These monies will help maintain poet and scholar Langston Hughes‘ house in Harlem, New York, The Harriet Tubman Home in Auburn, NY, the home of Negro League Baseball star Satchel Paige in Kansas City, Mo., the Emmett Till Memorial Commission in Summer, Miss., ‘The Forum’ in Chicago’s Bronzeville neighborhood, the African Meeting Housein Boston, MA, the oldest existing black church in the U.S., and the Emanuel African Methodist Episcopal Church in Charleston, South Carolina, among others.
In his announcement at 2019’s Essence Festival in New Orleans, Action Fund executive director Brent Leggs championed the importance of this work when he remarked, “The recipients of this funding shine a light on once lived stories and Black culture, some familiar and some yet untold, that weave together the complex story of American history in the United States.”
This year’s funds, provided by The Andrew W. Mellon Foundation, were awarded to key places and organizations that help the Action Fund achieve its mission of protecting, restoring, and interpreting African American historic sites and uncovering hidden narratives of African Americans and their contribution to the American story. Grants are given across four categories: capacity building, project planning, capital, and programming and interpretation.
Learn more about the full list of grantees by clicking here.
On the heels of launching the African-American Cultural Heritage Action Fund, the largest preservation campaign ever undertaken on behalf of African-American history, the National Trust for Historic Preservation announced a preservation easement on Madam C.J. Walker’s estate, Villa Lewaro. A powerful preservation tool, the easement prevents current and future owners from making adverse changes to or demolishing the estate’s historic, cultural and architectural features.
Madam C.J. Walker (December 23, 1867–May 25, 1919), America’s first self-made female millionaire, commissioned Villa Lewaro, her “Dream of Dreams,” at the height of her wealth and prominence as inventor and entrepreneur of haircare products for African-American women. Constructed in 1918, alongside the Hudson River in Irvington, New York, Madam Walker’s elegant residence was built to inspire African-Americans to reach their highest potential.

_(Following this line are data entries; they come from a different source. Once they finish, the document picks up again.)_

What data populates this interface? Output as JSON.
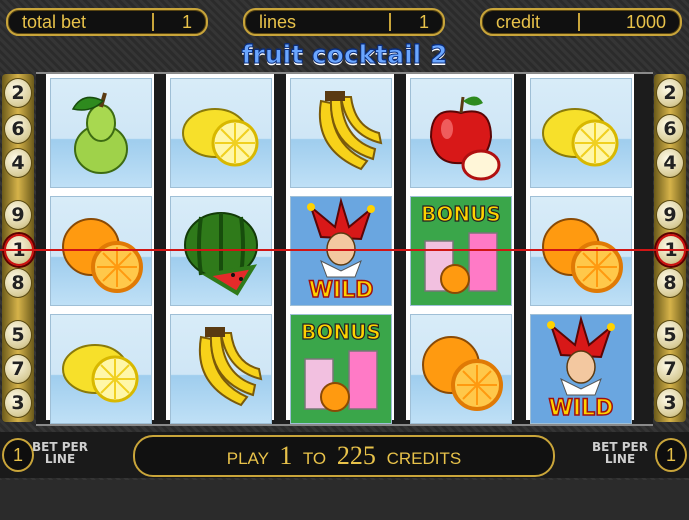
{
  "hud": {
    "total_bet_label": "total bet",
    "total_bet_value": "1",
    "lines_label": "lines",
    "lines_value": "1",
    "credit_label": "credit",
    "credit_value": "1000"
  },
  "title": "fruit cocktail 2",
  "line_numbers_left": [
    "2",
    "6",
    "4",
    "9",
    "1",
    "8",
    "5",
    "7",
    "3"
  ],
  "line_numbers_right": [
    "2",
    "6",
    "4",
    "9",
    "1",
    "8",
    "5",
    "7",
    "3"
  ],
  "active_line": "1",
  "reels": [
    [
      "pear",
      "orange",
      "lemon"
    ],
    [
      "lemon",
      "watermelon",
      "banana"
    ],
    [
      "banana",
      "wild",
      "bonus"
    ],
    [
      "apple",
      "bonus",
      "orange"
    ],
    [
      "lemon",
      "orange",
      "wild"
    ]
  ],
  "symbol_text": {
    "wild": "WILD",
    "bonus": "BONUS"
  },
  "bottom": {
    "left_circle": "1",
    "bet_per_line_left": [
      "BET PER",
      "LINE"
    ],
    "play_prefix": "PLAY",
    "play_min": "1",
    "play_mid": "TO",
    "play_max": "225",
    "play_suffix": "CREDITS",
    "bet_per_line_right": [
      "BET PER",
      "LINE"
    ],
    "right_circle": "1"
  },
  "colors": {
    "gold": "#c9a53a",
    "payline": "#d01515",
    "title_blue": "#6aa6ff"
  }
}
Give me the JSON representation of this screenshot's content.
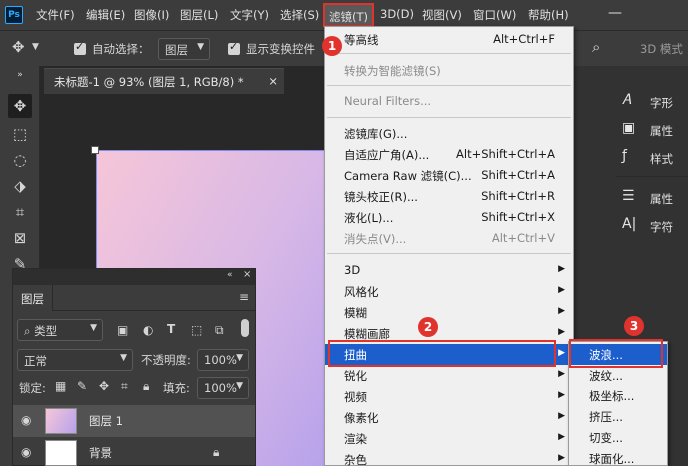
{
  "app": {
    "logo": "Ps"
  },
  "menubar": {
    "items": [
      "文件(F)",
      "编辑(E)",
      "图像(I)",
      "图层(L)",
      "文字(Y)",
      "选择(S)",
      "滤镜(T)",
      "3D(D)",
      "视图(V)",
      "窗口(W)",
      "帮助(H)"
    ]
  },
  "options": {
    "auto_select_label": "自动选择：",
    "auto_select_value": "图层",
    "show_transform_label": "显示变换控件",
    "mode_3d_label": "3D 模式"
  },
  "document": {
    "tab_title": "未标题-1 @ 93% (图层 1, RGB/8) *",
    "close": "×"
  },
  "filter_menu": {
    "items": [
      {
        "label": "等高线",
        "shortcut": "Alt+Ctrl+F"
      },
      {
        "label": "转换为智能滤镜(S)",
        "disabled": true
      },
      {
        "label": "Neural Filters...",
        "disabled": true
      },
      {
        "label": "滤镜库(G)..."
      },
      {
        "label": "自适应广角(A)...",
        "shortcut": "Alt+Shift+Ctrl+A"
      },
      {
        "label": "Camera Raw 滤镜(C)...",
        "shortcut": "Shift+Ctrl+A"
      },
      {
        "label": "镜头校正(R)...",
        "shortcut": "Shift+Ctrl+R"
      },
      {
        "label": "液化(L)...",
        "shortcut": "Shift+Ctrl+X"
      },
      {
        "label": "消失点(V)...",
        "shortcut": "Alt+Ctrl+V",
        "disabled": true
      },
      {
        "label": "3D",
        "submenu": true
      },
      {
        "label": "风格化",
        "submenu": true
      },
      {
        "label": "模糊",
        "submenu": true
      },
      {
        "label": "模糊画廊",
        "submenu": true
      },
      {
        "label": "扭曲",
        "submenu": true,
        "highlighted": true
      },
      {
        "label": "锐化",
        "submenu": true
      },
      {
        "label": "视频",
        "submenu": true
      },
      {
        "label": "像素化",
        "submenu": true
      },
      {
        "label": "渲染",
        "submenu": true
      },
      {
        "label": "杂色",
        "submenu": true
      }
    ]
  },
  "distort_submenu": {
    "items": [
      "波浪...",
      "波纹...",
      "极坐标...",
      "挤压...",
      "切变...",
      "球面化..."
    ]
  },
  "layers_panel": {
    "tab": "图层",
    "filter_label": "类型",
    "blend_mode": "正常",
    "opacity_label": "不透明度:",
    "opacity_value": "100%",
    "lock_label": "锁定:",
    "fill_label": "填充:",
    "fill_value": "100%",
    "layers": [
      {
        "name": "图层 1",
        "selected": true
      },
      {
        "name": "背景",
        "locked": true
      }
    ]
  },
  "right_panel": {
    "items": [
      "字形",
      "属性",
      "样式",
      "属性",
      "字符"
    ]
  },
  "annotations": {
    "badges": [
      "1",
      "2",
      "3"
    ]
  },
  "colors": {
    "highlight": "#1c5fcc",
    "annotation_red": "#e0332d",
    "ps_blue": "#31a8ff"
  }
}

Designed by Vertner Tandy—the first African-American registered architect in the state of New York and one of the seven founders of Alpha Phi Alpha Fraternity, Inc.—the 34-room mansion served as the intellectual gathering place for notable leaders of the Harlem Renaissance, such as W. E. B. Du Bois and Langston Hughes.
“On the 150th anniversary of her birth, we are delighted to have played a lead role in the lasting protection of Madam C.J. Walker’s tangible legacy,” said Brent Leggs, director of the National Trust’s African-American Cultural Heritage Action Fund. “The legal protection of irreplaceable historic sites like Villa Lewaro, one of the most significant places in women’s history, is essential in telling the full American story and inspiring future generations.”
Since designating the site as a National Treasure in 2014, the National Trust has worked with Villa Lewaro’s current owners and exceptional stewards, Ambassador and Mrs. Harold E. Doley, Jr., to recognize its architectural and historical significance and secure long-term protections before the property changes hands. The easement marks a successful culmination of those efforts.
Villa Lewaro stands as a living monument to Madam Walker’s entrepreneurial spirit and remains central to understanding her unprecedented achievement during an era when neither women nor African Americans were considered full citizens. Soon to be portrayed by award-winning actress Octavia Spencer in a series produced by LeBron James, Madam Walker’s story of persistence continues to inspire a growing number of African-American women taking leadership roles in business, politics, philanthropy, and other industries.